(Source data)

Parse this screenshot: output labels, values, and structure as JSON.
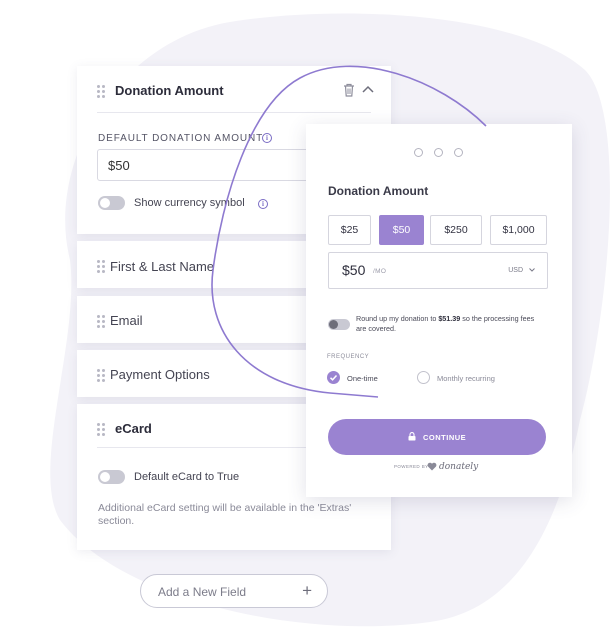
{
  "builder": {
    "donation_amount": {
      "title": "Donation Amount",
      "default_label": "DEFAULT DONATION AMOUNT",
      "default_value": "$50",
      "currency_toggle_label": "Show currency symbol"
    },
    "fields": [
      {
        "label": "First & Last Name"
      },
      {
        "label": "Email"
      },
      {
        "label": "Payment Options"
      }
    ],
    "ecard": {
      "title": "eCard",
      "toggle_label": "Default eCard to True",
      "help_text": "Additional eCard setting will be available in the 'Extras' section."
    },
    "add_field": {
      "label": "Add a New Field",
      "plus": "+"
    }
  },
  "form": {
    "title": "Donation Amount",
    "amounts": [
      {
        "label": "$25",
        "selected": false
      },
      {
        "label": "$50",
        "selected": true
      },
      {
        "label": "$250",
        "selected": false
      },
      {
        "label": "$1,000",
        "selected": false
      }
    ],
    "custom_amount": {
      "value": "$50",
      "period": "/MO",
      "currency": "USD"
    },
    "round_up": {
      "text_before": "Round up my donation to ",
      "amount": "$51.39",
      "text_after": " so the processing fees are covered."
    },
    "frequency_label": "FREQUENCY",
    "frequency_options": [
      {
        "label": "One-time",
        "selected": true
      },
      {
        "label": "Monthly recurring",
        "selected": false
      }
    ],
    "continue_label": "CONTINUE",
    "powered_by": "POWERED BY",
    "brand": "donately"
  },
  "colors": {
    "accent": "#9a83d1",
    "background_blob": "#f3f2f8"
  }
}
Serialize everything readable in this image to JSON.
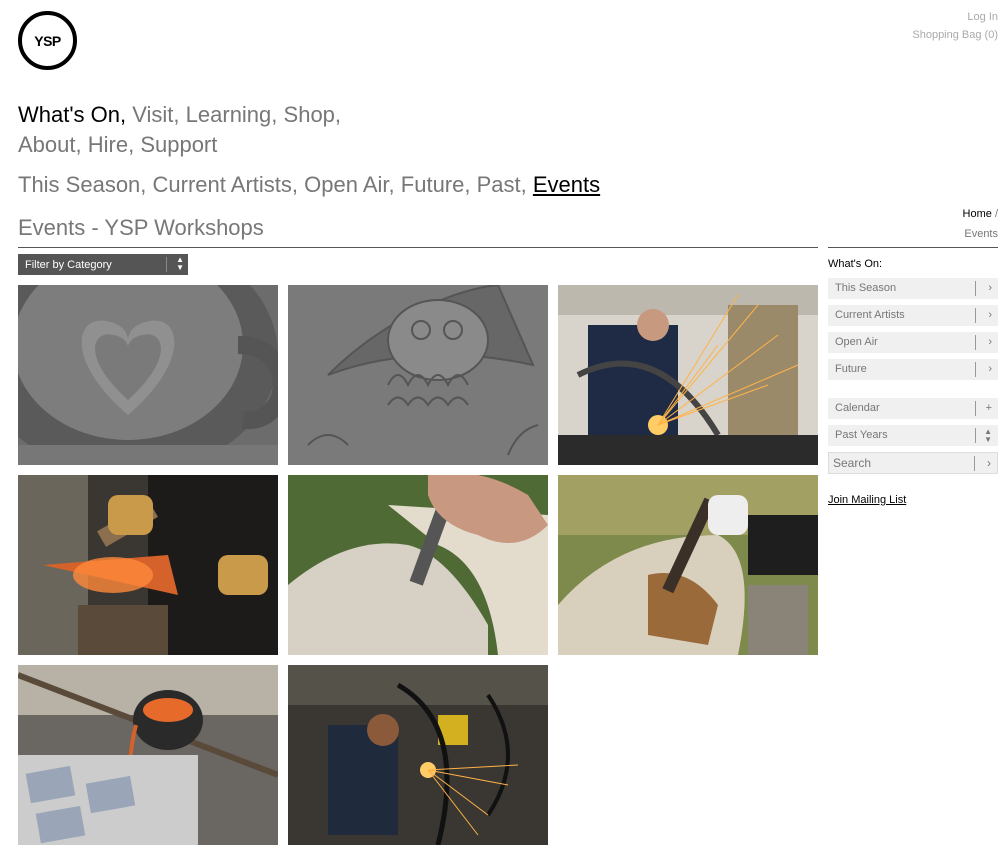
{
  "brand": {
    "logo_text": "YSP"
  },
  "utility": {
    "login": "Log In",
    "bag": "Shopping Bag (0)"
  },
  "main_nav": {
    "items": [
      "What's On,",
      "Visit,",
      "Learning,",
      "Shop,",
      "About,",
      "Hire,",
      "Support"
    ]
  },
  "sub_nav": {
    "items": [
      "This Season,",
      "Current Artists,",
      "Open Air,",
      "Future,",
      "Past,",
      "Events"
    ]
  },
  "page": {
    "title": "Events - YSP Workshops"
  },
  "breadcrumb": {
    "home": "Home",
    "sep": "/",
    "current": "Events"
  },
  "filter": {
    "label": "Filter by Category"
  },
  "tiles": [
    {
      "name": "tile-latte-art",
      "accent": "#6f6f6f"
    },
    {
      "name": "tile-drawing",
      "accent": "#7a7a7a"
    },
    {
      "name": "tile-welding",
      "accent": "#3b3a38"
    },
    {
      "name": "tile-blacksmith",
      "accent": "#2a2420"
    },
    {
      "name": "tile-stone-carving",
      "accent": "#b8b6a8"
    },
    {
      "name": "tile-wood-carving",
      "accent": "#7d8a4c"
    },
    {
      "name": "tile-metal-pouring",
      "accent": "#4a4846"
    },
    {
      "name": "tile-grinding",
      "accent": "#3a3733"
    }
  ],
  "sidebar": {
    "heading": "What's On:",
    "items": [
      "This Season",
      "Current Artists",
      "Open Air",
      "Future"
    ],
    "calendar": "Calendar",
    "past_years": "Past Years",
    "search_placeholder": "Search",
    "mailing": "Join Mailing List"
  }
}
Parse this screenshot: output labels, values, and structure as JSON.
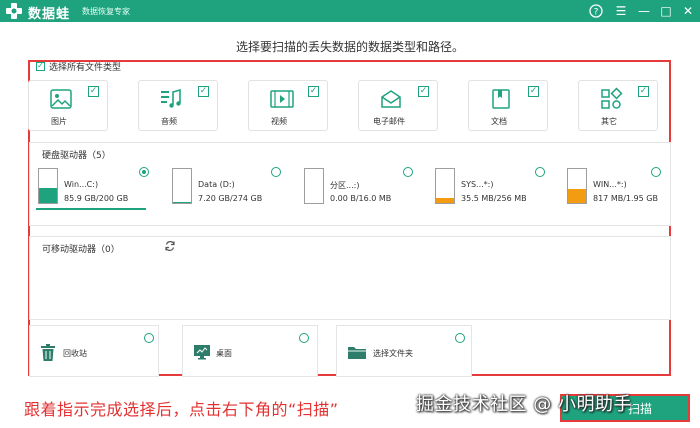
{
  "titlebar": {
    "app_name": "数据蛙",
    "subtitle": "数据恢复专家",
    "help": "?",
    "menu": "☰",
    "minimize": "—",
    "maximize": "□",
    "close": "✕"
  },
  "prompt": "选择要扫描的丢失数据的数据类型和路径。",
  "select_all_label": "选择所有文件类型",
  "file_types": [
    {
      "label": "图片",
      "icon": "image-icon",
      "checked": true
    },
    {
      "label": "音频",
      "icon": "music-icon",
      "checked": true
    },
    {
      "label": "视频",
      "icon": "video-icon",
      "checked": true
    },
    {
      "label": "电子邮件",
      "icon": "email-icon",
      "checked": true
    },
    {
      "label": "文档",
      "icon": "document-icon",
      "checked": true
    },
    {
      "label": "其它",
      "icon": "other-icon",
      "checked": true
    }
  ],
  "hdd_section_title": "硬盘驱动器（5）",
  "drives": [
    {
      "name": "Win...C:)",
      "size": "85.9 GB/200 GB",
      "fill": 0.43,
      "fill_color": "#1fa37e",
      "selected": true
    },
    {
      "name": "Data (D:)",
      "size": "7.20 GB/274 GB",
      "fill": 0.03,
      "fill_color": "#1fa37e",
      "selected": false
    },
    {
      "name": "分区...:)",
      "size": "0.00  B/16.0 MB",
      "fill": 0.0,
      "fill_color": "#1fa37e",
      "selected": false
    },
    {
      "name": "SYS...*:)",
      "size": "35.5 MB/256 MB",
      "fill": 0.14,
      "fill_color": "#f39c12",
      "selected": false
    },
    {
      "name": "WIN...*:)",
      "size": "817 MB/1.95 GB",
      "fill": 0.42,
      "fill_color": "#f39c12",
      "selected": false
    }
  ],
  "removable_section_title": "可移动驱动器（0）",
  "locations": [
    {
      "label": "回收站",
      "icon": "recycle-bin-icon"
    },
    {
      "label": "桌面",
      "icon": "desktop-icon"
    },
    {
      "label": "选择文件夹",
      "icon": "folder-icon"
    }
  ],
  "caption": "跟着指示完成选择后，点击右下角的“扫描”",
  "watermark": "掘金技术社区 @ 小明助手",
  "scan_button_label": "扫描",
  "colors": {
    "brand": "#1fa37e",
    "highlight": "#e63b3b",
    "warning": "#f39c12"
  }
}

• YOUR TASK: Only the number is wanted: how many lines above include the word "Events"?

• EXERCISE RESPONSE: 3